According to many experts, 10–15 minutes of sun (ultraviolet-B radiation) exposure on arms and legs or face and arms three times weekly between 10:00 a.m. and 3:00 p.m. during the spring, summer, and fall at 40 degrees latitude should provide a light-skinned individual with adequate vitamin D3, produced in the skin(87). One study reported that vitamin D concentrations in blood following exposure to 1 minimal dose of simulated sunlight, causing a slight pinkness of the skin, was equivalent to ingesting approximately 20,000 IU of vitamin D2 (90).
However, in latitudes around 40 degrees north or 40 degrees south, there is insufficient sun UVB radiation available for vitamin D synthesis from November to early March.

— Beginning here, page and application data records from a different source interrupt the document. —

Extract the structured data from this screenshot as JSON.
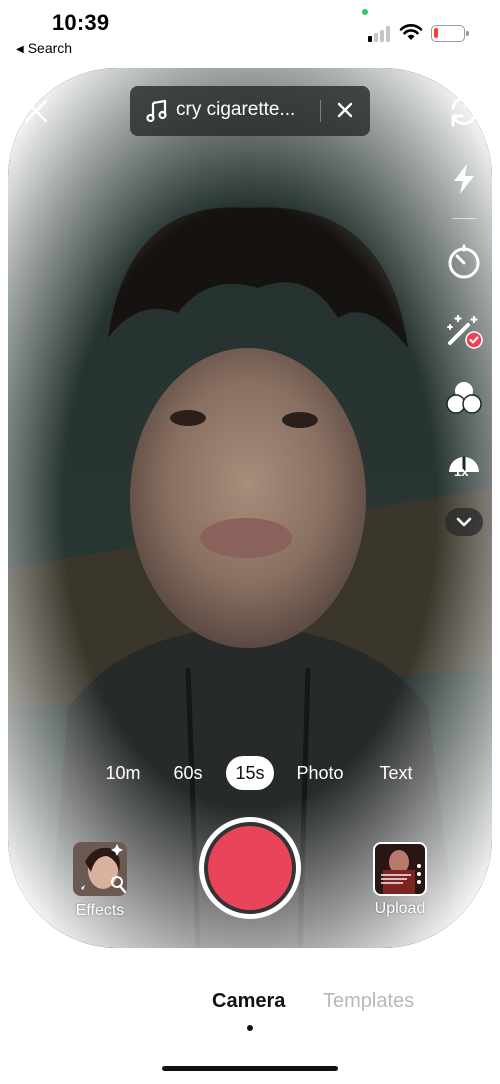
{
  "status_bar": {
    "time": "10:39",
    "back_app": "Search",
    "signal_bars_active": 1,
    "signal_bars_total": 4,
    "battery_level": 0.15,
    "battery_color": "#ff3b30",
    "privacy_dot_color": "#34c759"
  },
  "camera": {
    "close_icon": "close-icon",
    "sound": {
      "icon": "music-note-icon",
      "title": "cry cigarette...",
      "remove_icon": "close-icon"
    },
    "side_tools": [
      {
        "name": "flip-camera",
        "icon": "flip-camera-icon"
      },
      {
        "name": "flash",
        "icon": "flash-icon"
      },
      {
        "name": "timer",
        "icon": "timer-icon"
      },
      {
        "name": "beauty",
        "icon": "magic-wand-icon"
      },
      {
        "name": "filters",
        "icon": "filters-icon"
      },
      {
        "name": "speed",
        "icon": "speed-icon",
        "label": "1x"
      },
      {
        "name": "more",
        "icon": "chevron-down-icon"
      }
    ],
    "accent_color": "#e9445a",
    "modes": [
      {
        "label": "10m",
        "active": false
      },
      {
        "label": "60s",
        "active": false
      },
      {
        "label": "15s",
        "active": true
      },
      {
        "label": "Photo",
        "active": false
      },
      {
        "label": "Text",
        "active": false
      }
    ],
    "effects_label": "Effects",
    "upload_label": "Upload"
  },
  "bottom_tabs": [
    {
      "label": "Camera",
      "active": true
    },
    {
      "label": "Templates",
      "active": false
    }
  ]
}
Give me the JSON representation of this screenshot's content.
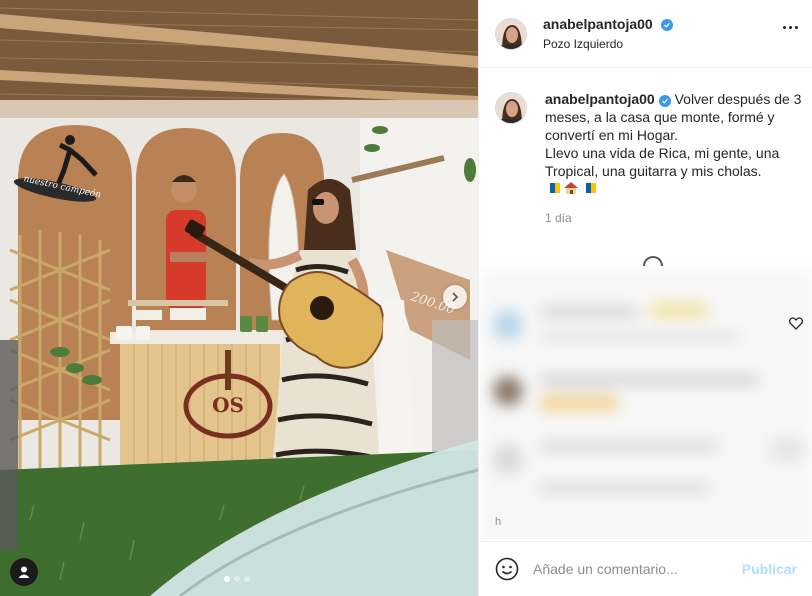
{
  "post": {
    "username": "anabelpantoja00",
    "location": "Pozo Izquierdo",
    "caption": "Volver después de 3 meses, a la casa que monte, formé y convertí en mi Hogar.\nLlevo una vida de Rica, mi gente, una Tropical, una guitarra y mis cholas.",
    "time": "1 día",
    "image": {
      "surf_sign_text": "nuestro campeón",
      "logo_text": "OS",
      "price_tag": "200.00"
    },
    "carousel": {
      "count": 3,
      "active": 0
    }
  },
  "icons": {
    "verified": "verified-badge-icon",
    "more": "more-options-icon",
    "next": "chevron-right-icon",
    "tag": "user-tag-icon",
    "emoji": "emoji-smile-icon",
    "like": "heart-icon",
    "caption_emojis": [
      "canary-flag-emoji",
      "house-emoji",
      "canary-flag-emoji"
    ]
  },
  "comment_box": {
    "placeholder": "Añade un comentario...",
    "publish_label": "Publicar"
  },
  "comments_partial": {
    "letter": "h"
  },
  "colors": {
    "verified": "#3897f0",
    "publish_disabled": "#b2dffc",
    "muted": "#8e8e8e",
    "text": "#262626"
  }
}
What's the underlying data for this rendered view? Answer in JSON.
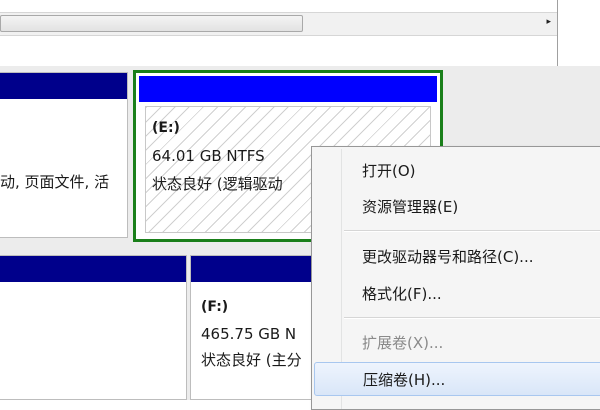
{
  "scrollbar": {
    "right_arrow": "▸"
  },
  "partitions": {
    "left_upper": {
      "status_fragment": "动, 页面文件, 活"
    },
    "e_drive": {
      "label": "(E:)",
      "size_fs": "64.01 GB NTFS",
      "status": "状态良好 (逻辑驱动"
    },
    "f_drive": {
      "label": "(F:)",
      "size_fs": "465.75 GB N",
      "status": "状态良好 (主分"
    }
  },
  "context_menu": {
    "items": [
      {
        "label": "打开(O)",
        "enabled": true
      },
      {
        "label": "资源管理器(E)",
        "enabled": true
      },
      {
        "label": "更改驱动器号和路径(C)...",
        "enabled": true
      },
      {
        "label": "格式化(F)...",
        "enabled": true
      },
      {
        "label": "扩展卷(X)...",
        "enabled": false
      },
      {
        "label": "压缩卷(H)...",
        "enabled": true,
        "highlighted": true
      }
    ]
  },
  "colors": {
    "primary_bar": "#00008b",
    "logical_bar": "#0000ff",
    "selection_border": "#1a7f1a"
  }
}
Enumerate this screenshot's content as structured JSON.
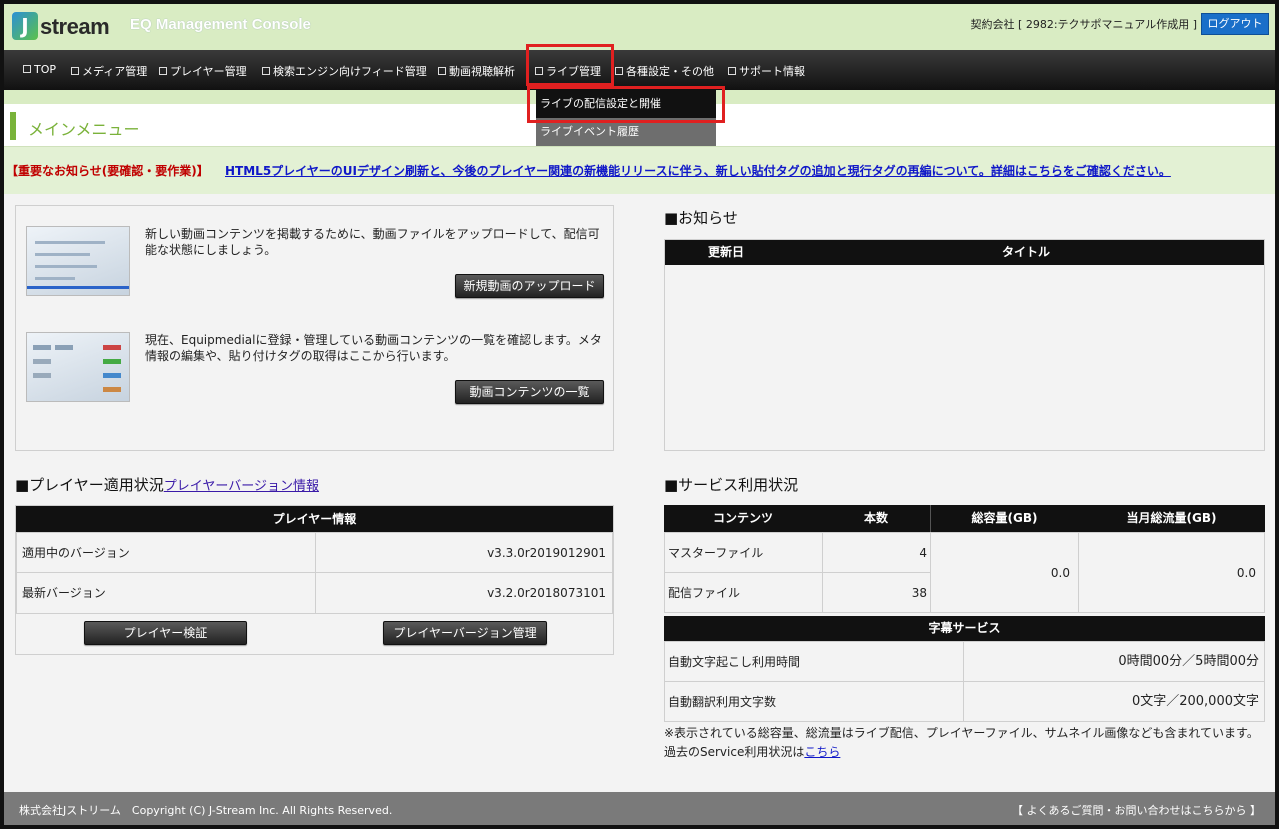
{
  "header": {
    "logo_text": "stream",
    "logo_letter": "J",
    "app_title": "EQ Management Console",
    "contract": "契約会社 [ 2982:テクサポマニュアル作成用 ]",
    "logout": "ログアウト"
  },
  "nav": {
    "items": [
      "TOP",
      "メディア管理",
      "プレイヤー管理",
      "検索エンジン向けフィード管理",
      "動画視聴解析",
      "ライブ管理",
      "各種設定・その他",
      "サポート情報"
    ],
    "dropdown": [
      "ライブの配信設定と開催",
      "ライブイベント履歴"
    ]
  },
  "main_menu": {
    "title": "メインメニュー"
  },
  "notice": {
    "label": "【重要なお知らせ(要確認・要作業)】",
    "link": "HTML5プレイヤーのUIデザイン刷新と、今後のプレイヤー関連の新機能リリースに伴う、新しい貼付タグの追加と現行タグの再編について。詳細はこちらをご確認ください。"
  },
  "quick": {
    "upload_desc": "新しい動画コンテンツを掲載するために、動画ファイルをアップロードして、配信可能な状態にしましょう。",
    "upload_button": "新規動画のアップロード",
    "list_desc": "現在、Equipmedialに登録・管理している動画コンテンツの一覧を確認します。メタ情報の編集や、貼り付けタグの取得はここから行います。",
    "list_button": "動画コンテンツの一覧"
  },
  "news": {
    "title": "■お知らせ",
    "col_date": "更新日",
    "col_title": "タイトル"
  },
  "player": {
    "title": "■プレイヤー適用状況",
    "link": "プレイヤーバージョン情報",
    "table_head": "プレイヤー情報",
    "rows": [
      {
        "label": "適用中のバージョン",
        "value": "v3.3.0r2019012901"
      },
      {
        "label": "最新バージョン",
        "value": "v3.2.0r2018073101"
      }
    ],
    "verify_button": "プレイヤー検証",
    "manage_button": "プレイヤーバージョン管理"
  },
  "service": {
    "title": "■サービス利用状況",
    "headers": [
      "コンテンツ",
      "本数",
      "総容量(GB)",
      "当月総流量(GB)"
    ],
    "rows": [
      {
        "label": "マスターファイル",
        "count": "4"
      },
      {
        "label": "配信ファイル",
        "count": "38"
      }
    ],
    "total_size": "0.0",
    "monthly_traffic": "0.0",
    "subtitle_head": "字幕サービス",
    "subtitle_rows": [
      {
        "label": "自動文字起こし利用時間",
        "value": "0時間00分／5時間00分"
      },
      {
        "label": "自動翻訳利用文字数",
        "value": "0文字／200,000文字"
      }
    ],
    "note": "※表示されている総容量、総流量はライブ配信、プレイヤーファイル、サムネイル画像なども含まれています。",
    "past_text": "過去のService利用状況は",
    "past_link": "こちら"
  },
  "footer": {
    "copyright": "株式会社Jストリーム　Copyright (C) J-Stream Inc. All Rights Reserved.",
    "faq": "【 よくあるご質問・お問い合わせはこちらから 】"
  },
  "colors": {
    "accent_green": "#79b33a",
    "highlight_red": "#e02020",
    "notice_red": "#c00000",
    "link_blue": "#1018c8",
    "logout_blue": "#1a6fc9"
  }
}
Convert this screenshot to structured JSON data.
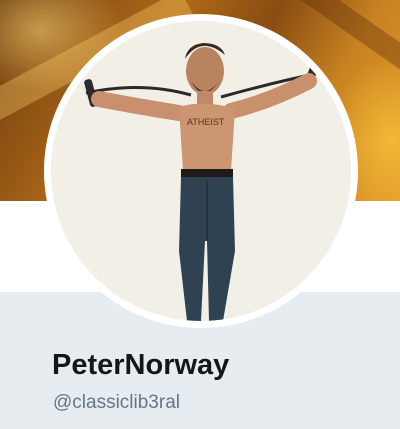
{
  "profile": {
    "display_name": "PeterNorway",
    "handle": "@classiclib3ral"
  },
  "colors": {
    "page_background": "#e6ecf0",
    "name_text": "#14171a",
    "handle_text": "#657786",
    "banner_accent": "#c98422"
  },
  "icons": {
    "avatar": "profile-photo"
  }
}
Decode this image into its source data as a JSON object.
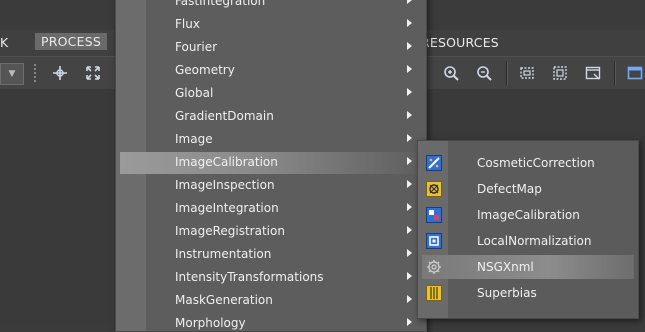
{
  "menubar": {
    "items": [
      {
        "label": "K"
      },
      {
        "label": "PROCESS"
      },
      {
        "label": "RESOURCES"
      }
    ]
  },
  "toolbar": {
    "icons": [
      "dropdown-arrow-icon",
      "crosshair-icon",
      "fit-view-icon",
      "zoom-in-icon",
      "zoom-out-icon",
      "select-rect-icon",
      "select-all-icon",
      "window-icon",
      "new-window-icon"
    ]
  },
  "process_menu": {
    "items": [
      {
        "label": "FastIntegration"
      },
      {
        "label": "Flux"
      },
      {
        "label": "Fourier"
      },
      {
        "label": "Geometry"
      },
      {
        "label": "Global"
      },
      {
        "label": "GradientDomain"
      },
      {
        "label": "Image"
      },
      {
        "label": "ImageCalibration"
      },
      {
        "label": "ImageInspection"
      },
      {
        "label": "ImageIntegration"
      },
      {
        "label": "ImageRegistration"
      },
      {
        "label": "Instrumentation"
      },
      {
        "label": "IntensityTransformations"
      },
      {
        "label": "MaskGeneration"
      },
      {
        "label": "Morphology"
      }
    ],
    "highlighted": "ImageCalibration"
  },
  "submenu": {
    "items": [
      {
        "label": "CosmeticCorrection",
        "icon": "cosmetic-correction-icon"
      },
      {
        "label": "DefectMap",
        "icon": "defect-map-icon"
      },
      {
        "label": "ImageCalibration",
        "icon": "image-calibration-icon"
      },
      {
        "label": "LocalNormalization",
        "icon": "local-normalization-icon"
      },
      {
        "label": "NSGXnml",
        "icon": "gear-icon"
      },
      {
        "label": "Superbias",
        "icon": "superbias-icon"
      }
    ],
    "highlighted": "NSGXnml"
  },
  "colors": {
    "menu_bg": "#5d5d5d",
    "highlight": "#9a9a9a",
    "icon_blue": "#2f6fd6",
    "icon_yellow": "#e8c230"
  }
}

Ten degrees farther north or south this period extends from mid-October to mid-March.
People with dark-colored skin synthesize markedly less vitamin D on exposure to sunlight than those with light-colored skin (1). Additionally, the elderly have diminished capacity to synthesize vitamin D from sunlight exposure and block vitamin D3 synthesis by frequently using sunscreen or wearing protective clothes.
Vitamin D is found naturally in very few foods, including some fatty fish (mackerel, salmon, and sardines), fish liver oils, and eggs from hens that have been fed vitamin D. In some countries, milk and infant formula are fortified with vitamin D.
Vitamin D supplements are a reliable source of vitamin D especially during wintertime when there is almost no vitamin D production in the skin. Most vitamin D supplements available without a prescription contain vitamin D3 (cholecalciferol), generally providing 400 IU (10 mcg) of vitamin D. A number of calcium supplements may also provide vitamin D.
Authored by Dr Peter Engel in 2010, reviewed and updated by Dr Igor Bendik-Falconnier on 18.06.2017